Records excerpted from a collection

==*==

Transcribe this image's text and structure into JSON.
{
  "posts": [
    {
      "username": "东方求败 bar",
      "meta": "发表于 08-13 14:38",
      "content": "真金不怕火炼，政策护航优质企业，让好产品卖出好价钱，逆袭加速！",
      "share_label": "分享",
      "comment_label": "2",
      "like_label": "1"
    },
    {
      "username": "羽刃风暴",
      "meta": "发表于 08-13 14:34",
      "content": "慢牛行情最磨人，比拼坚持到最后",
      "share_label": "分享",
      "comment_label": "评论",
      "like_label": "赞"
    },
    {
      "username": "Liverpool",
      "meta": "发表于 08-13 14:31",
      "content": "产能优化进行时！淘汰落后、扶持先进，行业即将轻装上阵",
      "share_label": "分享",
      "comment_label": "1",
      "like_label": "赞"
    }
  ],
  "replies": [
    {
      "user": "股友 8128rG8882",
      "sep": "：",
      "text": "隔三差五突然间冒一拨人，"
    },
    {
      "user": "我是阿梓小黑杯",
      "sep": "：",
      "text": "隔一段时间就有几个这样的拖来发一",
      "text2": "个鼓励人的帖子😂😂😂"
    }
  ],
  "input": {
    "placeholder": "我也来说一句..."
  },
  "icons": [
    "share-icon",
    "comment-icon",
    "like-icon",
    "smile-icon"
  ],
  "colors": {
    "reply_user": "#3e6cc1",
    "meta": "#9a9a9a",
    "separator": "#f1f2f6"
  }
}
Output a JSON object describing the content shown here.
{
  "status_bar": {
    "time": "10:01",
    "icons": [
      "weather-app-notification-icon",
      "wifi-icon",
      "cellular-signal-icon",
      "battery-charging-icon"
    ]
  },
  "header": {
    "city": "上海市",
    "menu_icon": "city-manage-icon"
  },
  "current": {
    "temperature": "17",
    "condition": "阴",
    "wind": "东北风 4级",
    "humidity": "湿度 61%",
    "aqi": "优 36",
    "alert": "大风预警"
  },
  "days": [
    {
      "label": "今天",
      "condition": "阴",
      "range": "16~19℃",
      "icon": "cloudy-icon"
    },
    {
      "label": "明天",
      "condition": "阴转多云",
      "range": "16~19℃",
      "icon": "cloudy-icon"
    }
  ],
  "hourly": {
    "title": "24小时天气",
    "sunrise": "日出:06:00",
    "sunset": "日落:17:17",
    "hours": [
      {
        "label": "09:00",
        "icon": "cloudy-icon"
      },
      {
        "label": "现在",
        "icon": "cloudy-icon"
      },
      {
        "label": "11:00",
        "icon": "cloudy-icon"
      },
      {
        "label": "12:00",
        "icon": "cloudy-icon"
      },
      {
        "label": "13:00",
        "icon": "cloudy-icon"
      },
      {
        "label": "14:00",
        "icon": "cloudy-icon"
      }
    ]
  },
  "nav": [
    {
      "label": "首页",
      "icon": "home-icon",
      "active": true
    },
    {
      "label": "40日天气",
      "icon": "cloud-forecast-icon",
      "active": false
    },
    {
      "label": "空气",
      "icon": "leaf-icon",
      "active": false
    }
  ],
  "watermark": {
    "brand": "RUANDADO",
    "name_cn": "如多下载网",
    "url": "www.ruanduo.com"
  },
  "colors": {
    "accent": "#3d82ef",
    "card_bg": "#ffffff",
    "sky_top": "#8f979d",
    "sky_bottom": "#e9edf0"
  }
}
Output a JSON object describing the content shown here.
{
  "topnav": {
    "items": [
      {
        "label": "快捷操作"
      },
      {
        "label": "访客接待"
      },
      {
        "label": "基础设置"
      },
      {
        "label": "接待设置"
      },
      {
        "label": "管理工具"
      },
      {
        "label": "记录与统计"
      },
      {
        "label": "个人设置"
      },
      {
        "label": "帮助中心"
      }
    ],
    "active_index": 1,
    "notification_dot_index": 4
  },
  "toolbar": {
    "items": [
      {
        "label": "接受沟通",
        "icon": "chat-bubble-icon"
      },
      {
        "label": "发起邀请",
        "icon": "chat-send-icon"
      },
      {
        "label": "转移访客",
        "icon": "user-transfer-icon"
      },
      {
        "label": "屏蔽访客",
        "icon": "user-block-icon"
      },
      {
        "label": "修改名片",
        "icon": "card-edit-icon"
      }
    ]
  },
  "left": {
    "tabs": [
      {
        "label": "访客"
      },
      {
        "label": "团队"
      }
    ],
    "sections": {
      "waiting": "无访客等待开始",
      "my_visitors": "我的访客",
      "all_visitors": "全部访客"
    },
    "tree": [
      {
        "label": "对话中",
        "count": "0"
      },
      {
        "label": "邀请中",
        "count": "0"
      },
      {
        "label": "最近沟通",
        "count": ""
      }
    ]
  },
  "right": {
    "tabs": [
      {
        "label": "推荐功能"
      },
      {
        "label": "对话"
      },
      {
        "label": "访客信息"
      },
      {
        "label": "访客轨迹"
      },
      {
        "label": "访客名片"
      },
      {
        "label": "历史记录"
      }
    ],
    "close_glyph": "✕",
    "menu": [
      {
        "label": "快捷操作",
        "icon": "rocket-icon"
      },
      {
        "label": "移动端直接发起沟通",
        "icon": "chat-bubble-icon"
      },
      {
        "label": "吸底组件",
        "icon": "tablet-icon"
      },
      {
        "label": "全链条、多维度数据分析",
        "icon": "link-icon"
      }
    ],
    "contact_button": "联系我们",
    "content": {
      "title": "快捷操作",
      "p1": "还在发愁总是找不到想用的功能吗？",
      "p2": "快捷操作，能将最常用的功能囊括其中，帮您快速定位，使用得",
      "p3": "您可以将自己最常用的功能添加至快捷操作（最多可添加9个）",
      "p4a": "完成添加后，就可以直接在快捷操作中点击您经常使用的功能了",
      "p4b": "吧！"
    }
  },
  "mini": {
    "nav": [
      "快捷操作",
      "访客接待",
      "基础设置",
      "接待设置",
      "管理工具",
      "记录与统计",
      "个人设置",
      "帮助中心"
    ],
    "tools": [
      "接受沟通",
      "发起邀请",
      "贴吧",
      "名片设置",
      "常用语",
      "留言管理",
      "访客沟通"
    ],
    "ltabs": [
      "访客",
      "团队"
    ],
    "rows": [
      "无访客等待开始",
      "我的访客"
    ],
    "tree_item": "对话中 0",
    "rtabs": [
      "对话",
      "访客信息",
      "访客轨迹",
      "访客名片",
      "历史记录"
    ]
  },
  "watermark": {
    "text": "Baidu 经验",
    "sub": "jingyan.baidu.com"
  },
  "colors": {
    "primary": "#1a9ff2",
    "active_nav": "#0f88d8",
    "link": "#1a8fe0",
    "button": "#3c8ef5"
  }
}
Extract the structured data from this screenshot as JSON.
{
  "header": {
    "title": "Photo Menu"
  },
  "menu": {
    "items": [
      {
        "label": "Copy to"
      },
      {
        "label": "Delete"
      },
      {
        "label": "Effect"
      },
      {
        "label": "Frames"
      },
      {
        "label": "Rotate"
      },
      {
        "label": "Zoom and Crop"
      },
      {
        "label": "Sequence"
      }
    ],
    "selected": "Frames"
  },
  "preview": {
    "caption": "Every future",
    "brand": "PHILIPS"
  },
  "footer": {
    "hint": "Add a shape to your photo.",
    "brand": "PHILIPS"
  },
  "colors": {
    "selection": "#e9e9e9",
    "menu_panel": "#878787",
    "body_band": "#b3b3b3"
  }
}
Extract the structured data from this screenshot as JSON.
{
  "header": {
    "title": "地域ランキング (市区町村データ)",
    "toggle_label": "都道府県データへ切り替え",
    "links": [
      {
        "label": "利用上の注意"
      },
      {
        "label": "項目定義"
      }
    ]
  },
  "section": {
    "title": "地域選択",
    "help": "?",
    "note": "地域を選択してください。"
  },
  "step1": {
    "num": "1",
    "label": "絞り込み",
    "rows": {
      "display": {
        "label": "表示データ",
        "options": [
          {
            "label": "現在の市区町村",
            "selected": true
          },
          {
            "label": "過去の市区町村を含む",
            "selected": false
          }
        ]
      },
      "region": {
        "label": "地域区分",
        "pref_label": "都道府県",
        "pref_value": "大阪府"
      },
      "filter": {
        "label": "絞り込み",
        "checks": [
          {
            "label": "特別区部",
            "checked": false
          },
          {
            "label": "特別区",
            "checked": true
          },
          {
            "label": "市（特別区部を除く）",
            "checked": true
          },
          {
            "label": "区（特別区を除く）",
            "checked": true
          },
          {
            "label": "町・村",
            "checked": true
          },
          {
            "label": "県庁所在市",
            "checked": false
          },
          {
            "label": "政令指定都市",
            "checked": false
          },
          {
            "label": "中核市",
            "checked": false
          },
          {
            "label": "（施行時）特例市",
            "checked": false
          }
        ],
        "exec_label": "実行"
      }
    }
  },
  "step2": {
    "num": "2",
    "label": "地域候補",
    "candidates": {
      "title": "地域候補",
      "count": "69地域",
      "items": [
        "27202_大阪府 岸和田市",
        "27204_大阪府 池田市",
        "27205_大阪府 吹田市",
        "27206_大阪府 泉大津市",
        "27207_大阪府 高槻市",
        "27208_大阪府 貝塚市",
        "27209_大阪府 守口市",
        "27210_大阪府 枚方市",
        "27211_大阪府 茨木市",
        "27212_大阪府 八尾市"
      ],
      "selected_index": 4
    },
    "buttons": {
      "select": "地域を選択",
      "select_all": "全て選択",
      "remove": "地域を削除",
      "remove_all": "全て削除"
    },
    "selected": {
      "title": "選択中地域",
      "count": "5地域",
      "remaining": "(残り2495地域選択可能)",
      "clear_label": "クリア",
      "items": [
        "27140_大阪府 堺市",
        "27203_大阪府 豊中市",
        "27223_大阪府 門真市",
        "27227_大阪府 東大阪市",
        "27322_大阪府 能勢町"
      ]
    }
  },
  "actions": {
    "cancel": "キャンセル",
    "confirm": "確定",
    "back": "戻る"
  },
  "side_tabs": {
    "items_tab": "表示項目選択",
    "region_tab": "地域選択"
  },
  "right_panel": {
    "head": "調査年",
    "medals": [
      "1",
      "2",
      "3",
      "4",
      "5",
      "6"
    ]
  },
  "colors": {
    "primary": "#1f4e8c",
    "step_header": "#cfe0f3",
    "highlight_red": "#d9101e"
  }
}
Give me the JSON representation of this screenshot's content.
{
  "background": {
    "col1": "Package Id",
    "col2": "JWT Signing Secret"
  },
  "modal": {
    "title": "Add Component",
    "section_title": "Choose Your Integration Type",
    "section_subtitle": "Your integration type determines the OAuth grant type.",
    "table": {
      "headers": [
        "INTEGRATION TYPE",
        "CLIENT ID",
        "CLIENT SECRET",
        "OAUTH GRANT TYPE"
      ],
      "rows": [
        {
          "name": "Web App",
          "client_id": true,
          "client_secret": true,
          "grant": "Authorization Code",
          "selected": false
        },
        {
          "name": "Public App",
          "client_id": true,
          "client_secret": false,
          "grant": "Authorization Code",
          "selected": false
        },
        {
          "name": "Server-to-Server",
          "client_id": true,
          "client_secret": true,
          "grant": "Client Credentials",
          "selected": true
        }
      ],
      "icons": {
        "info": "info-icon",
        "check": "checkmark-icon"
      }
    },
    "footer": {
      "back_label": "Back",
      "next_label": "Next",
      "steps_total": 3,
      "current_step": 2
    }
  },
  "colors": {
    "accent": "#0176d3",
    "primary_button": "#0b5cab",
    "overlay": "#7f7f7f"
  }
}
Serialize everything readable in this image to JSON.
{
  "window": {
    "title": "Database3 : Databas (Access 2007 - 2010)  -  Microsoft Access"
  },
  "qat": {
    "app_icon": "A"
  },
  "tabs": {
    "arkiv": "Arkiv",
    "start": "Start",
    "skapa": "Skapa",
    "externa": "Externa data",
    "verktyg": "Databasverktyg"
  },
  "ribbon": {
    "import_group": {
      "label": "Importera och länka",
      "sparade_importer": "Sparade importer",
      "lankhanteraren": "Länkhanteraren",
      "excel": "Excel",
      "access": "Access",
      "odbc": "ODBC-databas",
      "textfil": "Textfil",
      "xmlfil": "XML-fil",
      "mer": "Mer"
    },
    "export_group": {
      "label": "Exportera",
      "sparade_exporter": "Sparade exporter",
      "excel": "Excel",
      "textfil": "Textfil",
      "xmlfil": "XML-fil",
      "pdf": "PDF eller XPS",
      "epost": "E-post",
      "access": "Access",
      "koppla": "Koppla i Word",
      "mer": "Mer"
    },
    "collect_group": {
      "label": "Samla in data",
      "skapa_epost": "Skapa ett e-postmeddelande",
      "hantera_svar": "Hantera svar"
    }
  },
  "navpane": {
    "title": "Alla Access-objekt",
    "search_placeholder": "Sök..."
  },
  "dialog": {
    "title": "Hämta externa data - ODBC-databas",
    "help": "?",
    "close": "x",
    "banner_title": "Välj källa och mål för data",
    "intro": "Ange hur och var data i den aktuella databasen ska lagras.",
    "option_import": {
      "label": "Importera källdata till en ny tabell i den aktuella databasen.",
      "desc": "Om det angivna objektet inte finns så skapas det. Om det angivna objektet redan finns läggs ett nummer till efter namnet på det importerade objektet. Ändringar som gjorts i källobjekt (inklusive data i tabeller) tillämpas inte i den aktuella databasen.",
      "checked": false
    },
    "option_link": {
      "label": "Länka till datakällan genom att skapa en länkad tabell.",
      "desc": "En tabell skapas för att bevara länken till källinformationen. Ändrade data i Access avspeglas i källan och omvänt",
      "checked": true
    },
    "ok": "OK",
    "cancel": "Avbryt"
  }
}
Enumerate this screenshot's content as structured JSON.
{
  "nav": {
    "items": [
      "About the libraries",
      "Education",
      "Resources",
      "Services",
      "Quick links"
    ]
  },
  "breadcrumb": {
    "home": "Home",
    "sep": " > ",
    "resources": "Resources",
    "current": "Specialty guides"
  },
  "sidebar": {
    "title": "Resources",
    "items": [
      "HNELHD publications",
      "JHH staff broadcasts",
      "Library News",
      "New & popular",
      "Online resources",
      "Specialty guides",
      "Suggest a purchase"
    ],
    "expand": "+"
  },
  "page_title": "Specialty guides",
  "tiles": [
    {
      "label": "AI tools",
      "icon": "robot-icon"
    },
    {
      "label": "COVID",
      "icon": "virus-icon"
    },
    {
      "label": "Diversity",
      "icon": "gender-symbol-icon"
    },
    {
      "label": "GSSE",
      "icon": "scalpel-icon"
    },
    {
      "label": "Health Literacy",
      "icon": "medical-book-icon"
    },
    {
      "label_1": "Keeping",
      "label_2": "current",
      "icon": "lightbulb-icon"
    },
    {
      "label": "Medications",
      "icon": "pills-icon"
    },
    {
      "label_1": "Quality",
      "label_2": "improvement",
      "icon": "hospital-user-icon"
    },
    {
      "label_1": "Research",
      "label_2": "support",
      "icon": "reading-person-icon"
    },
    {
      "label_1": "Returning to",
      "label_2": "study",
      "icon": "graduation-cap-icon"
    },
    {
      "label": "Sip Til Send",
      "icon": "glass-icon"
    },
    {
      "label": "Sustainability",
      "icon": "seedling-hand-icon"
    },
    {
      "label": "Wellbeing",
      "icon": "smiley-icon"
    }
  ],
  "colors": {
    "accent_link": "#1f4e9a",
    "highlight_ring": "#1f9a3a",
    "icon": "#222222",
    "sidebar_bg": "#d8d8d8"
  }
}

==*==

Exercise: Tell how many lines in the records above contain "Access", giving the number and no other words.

Finished task: 5